"With great sorrow and deep sadness... the royal court mourns His Majesty Sultan Qaboos bin Said, who passed away on Friday," a court statement said.
Three days of official mourning have been declared, with flags flown at half-mast for 40 days for the Western-backed Qaboos, 79, who had ruled since taking over in a bloodless coup in 1970 with the help of former colonial power Britain.
Last month he returned home after undergoing medical checks and treatment in Belgium.
There were reports he was suffering from cancer.
Sultan Qaboos was unmarried and had no heir or designated successor.
According to the sultanate's Basic Statute, the Royal Family Council, comprising about 50 male members, should choose a new sultan within three days of the throne falling vacant.
The high military council, in a statement carried on state media on Saturday, called on Oman’s ruling family council to convene to choose a successor.
If the council fails to agree, a council of military and security officials, supreme court chiefs and heads of the two consultative assemblies will put in power the person whose name has been secretly written by the sultan in a sealed letter.
According to Oman observers, sultan’s three cousins: Assad, Shihab and Haitham bin Tariq al-Said, stand the best chance.

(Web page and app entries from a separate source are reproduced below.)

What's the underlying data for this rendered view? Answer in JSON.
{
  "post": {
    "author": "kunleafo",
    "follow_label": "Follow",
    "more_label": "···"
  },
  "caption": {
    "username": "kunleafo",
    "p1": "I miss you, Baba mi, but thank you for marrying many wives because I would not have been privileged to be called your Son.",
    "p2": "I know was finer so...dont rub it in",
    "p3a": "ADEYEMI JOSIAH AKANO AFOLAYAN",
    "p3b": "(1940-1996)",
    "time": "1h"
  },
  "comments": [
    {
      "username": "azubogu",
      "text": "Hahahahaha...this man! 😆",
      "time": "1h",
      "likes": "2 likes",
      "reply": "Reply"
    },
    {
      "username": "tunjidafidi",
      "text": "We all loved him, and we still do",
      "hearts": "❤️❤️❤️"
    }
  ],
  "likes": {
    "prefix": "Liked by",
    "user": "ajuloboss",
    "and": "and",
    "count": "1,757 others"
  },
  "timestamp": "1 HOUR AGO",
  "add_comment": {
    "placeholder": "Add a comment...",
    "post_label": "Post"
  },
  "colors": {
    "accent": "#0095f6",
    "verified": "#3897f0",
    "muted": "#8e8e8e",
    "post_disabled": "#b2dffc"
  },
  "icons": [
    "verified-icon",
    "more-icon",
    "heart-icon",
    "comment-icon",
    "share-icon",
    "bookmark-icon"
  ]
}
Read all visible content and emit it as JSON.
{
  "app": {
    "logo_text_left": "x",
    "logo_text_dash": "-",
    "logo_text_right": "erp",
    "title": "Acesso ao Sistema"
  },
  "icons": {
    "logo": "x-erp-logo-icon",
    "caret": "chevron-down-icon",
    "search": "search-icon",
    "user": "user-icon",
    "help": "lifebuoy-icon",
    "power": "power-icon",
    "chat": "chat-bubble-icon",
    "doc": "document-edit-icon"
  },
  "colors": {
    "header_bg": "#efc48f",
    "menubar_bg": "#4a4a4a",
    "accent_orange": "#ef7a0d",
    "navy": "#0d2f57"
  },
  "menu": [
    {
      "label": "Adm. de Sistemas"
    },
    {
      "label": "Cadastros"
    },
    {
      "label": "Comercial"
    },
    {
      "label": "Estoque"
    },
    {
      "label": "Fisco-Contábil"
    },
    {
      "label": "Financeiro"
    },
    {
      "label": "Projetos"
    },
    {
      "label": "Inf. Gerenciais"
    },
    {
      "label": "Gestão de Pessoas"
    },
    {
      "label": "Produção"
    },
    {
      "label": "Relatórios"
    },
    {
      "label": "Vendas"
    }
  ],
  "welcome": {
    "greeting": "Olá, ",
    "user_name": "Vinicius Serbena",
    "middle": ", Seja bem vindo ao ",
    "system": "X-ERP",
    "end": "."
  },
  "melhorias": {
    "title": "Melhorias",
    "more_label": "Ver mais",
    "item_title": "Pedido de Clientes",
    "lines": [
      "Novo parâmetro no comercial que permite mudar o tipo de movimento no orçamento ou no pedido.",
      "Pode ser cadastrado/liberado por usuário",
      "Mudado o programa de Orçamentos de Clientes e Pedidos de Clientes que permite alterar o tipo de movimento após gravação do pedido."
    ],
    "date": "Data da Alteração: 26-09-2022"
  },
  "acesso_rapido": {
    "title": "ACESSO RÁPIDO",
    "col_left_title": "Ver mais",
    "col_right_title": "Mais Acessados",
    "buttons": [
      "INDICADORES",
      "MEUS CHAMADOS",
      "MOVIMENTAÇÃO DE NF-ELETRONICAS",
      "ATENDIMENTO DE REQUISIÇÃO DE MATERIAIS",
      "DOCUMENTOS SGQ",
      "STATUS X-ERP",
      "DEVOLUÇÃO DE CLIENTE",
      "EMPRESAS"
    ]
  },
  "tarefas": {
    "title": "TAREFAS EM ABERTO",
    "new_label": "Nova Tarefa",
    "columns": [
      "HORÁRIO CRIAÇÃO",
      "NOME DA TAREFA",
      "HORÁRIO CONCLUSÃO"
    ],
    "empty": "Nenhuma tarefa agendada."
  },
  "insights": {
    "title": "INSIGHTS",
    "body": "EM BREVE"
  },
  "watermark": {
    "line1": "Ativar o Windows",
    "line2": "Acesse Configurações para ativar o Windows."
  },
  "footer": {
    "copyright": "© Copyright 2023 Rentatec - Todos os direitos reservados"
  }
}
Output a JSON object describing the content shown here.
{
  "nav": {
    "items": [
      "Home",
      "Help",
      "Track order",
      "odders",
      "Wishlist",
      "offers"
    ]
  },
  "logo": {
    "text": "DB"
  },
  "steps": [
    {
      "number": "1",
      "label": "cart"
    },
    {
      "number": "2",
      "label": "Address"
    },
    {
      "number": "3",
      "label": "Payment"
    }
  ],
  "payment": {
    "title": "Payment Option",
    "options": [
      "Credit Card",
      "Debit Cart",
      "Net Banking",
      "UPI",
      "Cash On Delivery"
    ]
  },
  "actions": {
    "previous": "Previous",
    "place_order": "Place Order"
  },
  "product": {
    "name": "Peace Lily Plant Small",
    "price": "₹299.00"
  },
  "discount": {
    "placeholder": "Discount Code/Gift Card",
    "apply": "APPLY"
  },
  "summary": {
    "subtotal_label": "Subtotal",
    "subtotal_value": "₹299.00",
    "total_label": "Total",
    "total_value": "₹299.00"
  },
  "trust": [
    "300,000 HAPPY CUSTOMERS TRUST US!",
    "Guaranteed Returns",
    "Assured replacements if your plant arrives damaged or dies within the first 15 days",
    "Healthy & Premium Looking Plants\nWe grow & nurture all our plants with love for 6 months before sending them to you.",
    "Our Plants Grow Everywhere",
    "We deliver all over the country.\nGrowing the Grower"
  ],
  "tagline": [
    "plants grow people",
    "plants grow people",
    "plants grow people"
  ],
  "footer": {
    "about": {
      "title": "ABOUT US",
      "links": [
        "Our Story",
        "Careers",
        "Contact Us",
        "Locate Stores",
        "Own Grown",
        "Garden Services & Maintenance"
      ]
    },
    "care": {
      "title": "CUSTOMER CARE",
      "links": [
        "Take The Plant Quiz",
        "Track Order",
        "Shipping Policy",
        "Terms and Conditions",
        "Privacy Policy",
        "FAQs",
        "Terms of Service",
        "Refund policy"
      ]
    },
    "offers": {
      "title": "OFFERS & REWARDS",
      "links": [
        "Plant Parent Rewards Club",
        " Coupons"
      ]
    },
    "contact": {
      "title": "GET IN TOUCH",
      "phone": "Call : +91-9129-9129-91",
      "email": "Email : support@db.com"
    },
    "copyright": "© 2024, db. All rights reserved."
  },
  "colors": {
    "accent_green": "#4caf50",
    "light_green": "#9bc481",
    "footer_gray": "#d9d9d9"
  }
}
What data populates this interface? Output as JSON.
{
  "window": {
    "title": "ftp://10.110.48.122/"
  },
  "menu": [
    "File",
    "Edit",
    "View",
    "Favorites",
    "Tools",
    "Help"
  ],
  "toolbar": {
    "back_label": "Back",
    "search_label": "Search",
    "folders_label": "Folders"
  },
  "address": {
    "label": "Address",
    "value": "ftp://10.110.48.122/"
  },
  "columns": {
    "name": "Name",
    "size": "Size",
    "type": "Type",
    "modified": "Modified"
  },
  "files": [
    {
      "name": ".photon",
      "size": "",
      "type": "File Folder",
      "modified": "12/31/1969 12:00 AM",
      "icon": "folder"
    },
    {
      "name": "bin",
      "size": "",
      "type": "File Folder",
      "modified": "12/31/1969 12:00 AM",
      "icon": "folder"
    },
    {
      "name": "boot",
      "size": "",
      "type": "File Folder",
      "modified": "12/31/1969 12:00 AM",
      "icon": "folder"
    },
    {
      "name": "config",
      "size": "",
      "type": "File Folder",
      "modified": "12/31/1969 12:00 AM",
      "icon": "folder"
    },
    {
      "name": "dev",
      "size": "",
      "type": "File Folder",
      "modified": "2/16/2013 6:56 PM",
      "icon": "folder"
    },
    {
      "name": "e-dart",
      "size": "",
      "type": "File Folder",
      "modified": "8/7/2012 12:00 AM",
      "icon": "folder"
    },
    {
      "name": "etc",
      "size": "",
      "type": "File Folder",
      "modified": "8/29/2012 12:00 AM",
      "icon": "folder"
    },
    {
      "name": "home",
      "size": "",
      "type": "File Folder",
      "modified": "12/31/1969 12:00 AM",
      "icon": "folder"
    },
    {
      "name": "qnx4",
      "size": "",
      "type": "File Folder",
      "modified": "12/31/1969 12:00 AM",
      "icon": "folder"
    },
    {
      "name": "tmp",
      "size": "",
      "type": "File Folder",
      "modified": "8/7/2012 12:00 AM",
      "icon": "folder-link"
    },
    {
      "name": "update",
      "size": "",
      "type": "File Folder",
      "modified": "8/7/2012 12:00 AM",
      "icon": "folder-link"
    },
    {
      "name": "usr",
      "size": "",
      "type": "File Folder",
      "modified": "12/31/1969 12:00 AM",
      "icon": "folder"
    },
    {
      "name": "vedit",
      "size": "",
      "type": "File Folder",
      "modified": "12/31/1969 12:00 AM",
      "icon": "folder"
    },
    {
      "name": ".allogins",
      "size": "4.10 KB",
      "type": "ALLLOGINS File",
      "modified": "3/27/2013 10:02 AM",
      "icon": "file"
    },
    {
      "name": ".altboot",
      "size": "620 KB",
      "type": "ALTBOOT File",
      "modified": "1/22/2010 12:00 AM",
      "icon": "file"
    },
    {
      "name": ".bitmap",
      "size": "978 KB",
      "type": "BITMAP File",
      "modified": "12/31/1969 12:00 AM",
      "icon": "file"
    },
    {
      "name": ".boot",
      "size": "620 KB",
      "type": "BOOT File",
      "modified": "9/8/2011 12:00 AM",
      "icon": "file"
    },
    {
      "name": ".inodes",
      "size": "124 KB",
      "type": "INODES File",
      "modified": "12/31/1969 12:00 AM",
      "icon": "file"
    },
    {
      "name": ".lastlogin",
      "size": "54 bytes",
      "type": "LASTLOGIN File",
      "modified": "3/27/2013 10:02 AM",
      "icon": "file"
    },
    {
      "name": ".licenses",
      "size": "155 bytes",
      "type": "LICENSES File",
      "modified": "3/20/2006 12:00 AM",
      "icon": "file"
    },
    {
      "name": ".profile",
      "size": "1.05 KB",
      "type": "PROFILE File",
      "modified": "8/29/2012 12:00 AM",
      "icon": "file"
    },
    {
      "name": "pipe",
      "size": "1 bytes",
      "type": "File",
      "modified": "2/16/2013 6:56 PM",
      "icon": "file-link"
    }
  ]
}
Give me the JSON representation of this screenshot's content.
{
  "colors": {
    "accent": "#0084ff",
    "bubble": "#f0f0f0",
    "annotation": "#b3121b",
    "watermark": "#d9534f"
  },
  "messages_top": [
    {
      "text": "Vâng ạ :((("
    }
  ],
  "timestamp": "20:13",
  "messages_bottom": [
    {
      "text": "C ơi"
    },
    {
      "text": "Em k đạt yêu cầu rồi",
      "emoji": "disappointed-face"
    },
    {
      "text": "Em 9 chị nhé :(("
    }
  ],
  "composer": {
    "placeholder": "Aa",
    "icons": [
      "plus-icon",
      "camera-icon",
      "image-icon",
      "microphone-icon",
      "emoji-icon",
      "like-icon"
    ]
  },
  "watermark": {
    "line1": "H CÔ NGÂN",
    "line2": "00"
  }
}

“I imagine that the succession itself will be a smooth process within Oman,” Kristian Coates Ulrichsen of the Texas-based Rice University’s Baker Institute told Reuters.
“Sultan Qaboos had such charismatic authority and became so synonymous with Oman as a modern nation-state that it will naturally be difficult for any successor to replicate that, at least at the beginning,” Ulrichsen said.
The sultan’s death comes at a time of heightened tension in the region between Iran and the United States and US ally Saudi Arabia.